Pelvic Inflammatory Disease (PID)
Explore 5-Minute Clinical Consult - view these FREE monographs:
-- The first section of this topic is shown below --
- An acute infection of the upper genital tract in women caused by the ascent of organisms, often sexually transmitted, from the vagina and endocervix to the uterus, fallopian tubes, ovaries, and contiguous structures
- Pelvic inflammatory disease (PID) is a broad term that encompasses a variety of upper genital tract infections, including endometritis, salpingitis, oophoritis, tubo-ovarian abscess, peritonitis, and perihepatitis.
- Salpingitis is the most important component due to its impact on future fertility (1).
- Diagnosis may be challenging and incorrect in up to 1/3 of cases. No set of criteria is both sensitive and specific for the disease.
- System(s) affected: Reproductive
- Predominant age: 15–25 years; this number has remained constant since early 1900s (2).
- Predominant sex: Female only
770,000 cases of acute PID diagnosed annually in the USA. Incidence decreased from 1885–2001. Estimated annual health care cost is $2 billion/year.
100–120/100,000 women (3)
- Sexually active and age <25 years
- First sexual activity at young age (<15 years)
- New/Multiple sexual partners
- Nonbarrier contraceptive methods (i.e., oral contraceptive pills)
- Previous history of PID; 20–25% will have a recurrence.
- History of Chlamydia trachomatis; 10–40% will develop PID.
- History of gonococcal cervicitis; 10–20% will develop PID (2).
- Educational programs about safer sex practices and STI prevention
- Barrier contraceptives, especially condoms and spermicidal creams or sponges, provide some protection.
- Early medical care with occurrence of genital lesions or abnormal discharge
- Intrauterine device (IUD) insertion is contraindicated in women with active (acute) cervical/pelvic infection, but not in most patients with a history of PID.
- Annual chlamydia screening of all sexually active women aged <25 years and of older women with risk factors (e.g., those who have a new sex partner/multiple sex partners
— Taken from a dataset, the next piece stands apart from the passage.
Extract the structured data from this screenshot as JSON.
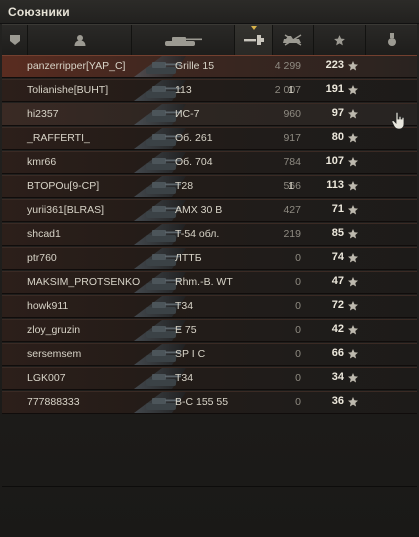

- Routine STI screening in pregnancy
- Evaluation and treatment of sexual partners after diagnosis with STI (2)
- The precise mechanism by which microorganisms ascend from the lower genital tract is unknown. Possible mechanisms include: (1) Ascent from cervix to endometrium to salpinx to peritoneal cavity; (2) lymphatic spread via infection of the parametrium; and (3) hematogenous route, although this is rare (2).
- Of cases, 75% occur within 7 days of menses, when cervical mucus favors ascent of organisms.
Multiple organisms may be etiologic agents in PID. Most cases are polymicrobial:
- C. trachomatis, Neisseria gonorrhoeae, genital tract mycoplasmas (particularly Mycoplasma genitalium), aerobic and anaerobic (Bacteroides fragilis) and vaginal flora (e.g., Prevotella, Peptostreptococci, Gardnerella vaginalis, Escherichia coli, Haemophilus influenza) are recognized as etiologic agents.
- Many of nongonococcal, nonchlamydial microorganisms recovered from upper genital tract in acute PID are associated with bacterial vaginosis (esp. P. bivius, P. disiens and P. capillosus) (4)
Commonly Associated Conditions
- If PID is suspected in a patient with an IUD and a pelvic abscess is present, an Actinomyces infection requiring penicillin treatment may be present.
- Rupture of an adnexal abscess is rare but life threatening. Early surgical exploration is mandatory.
- Chlamydial or gonococcal perihepatitis may occur with PID. This combination is called Fitz-Hugh-Curtis (FHC) syndrome and is characterized by severe pleuritic right upper quadrant pain. FHC syndrome complicates 10% of PID cases.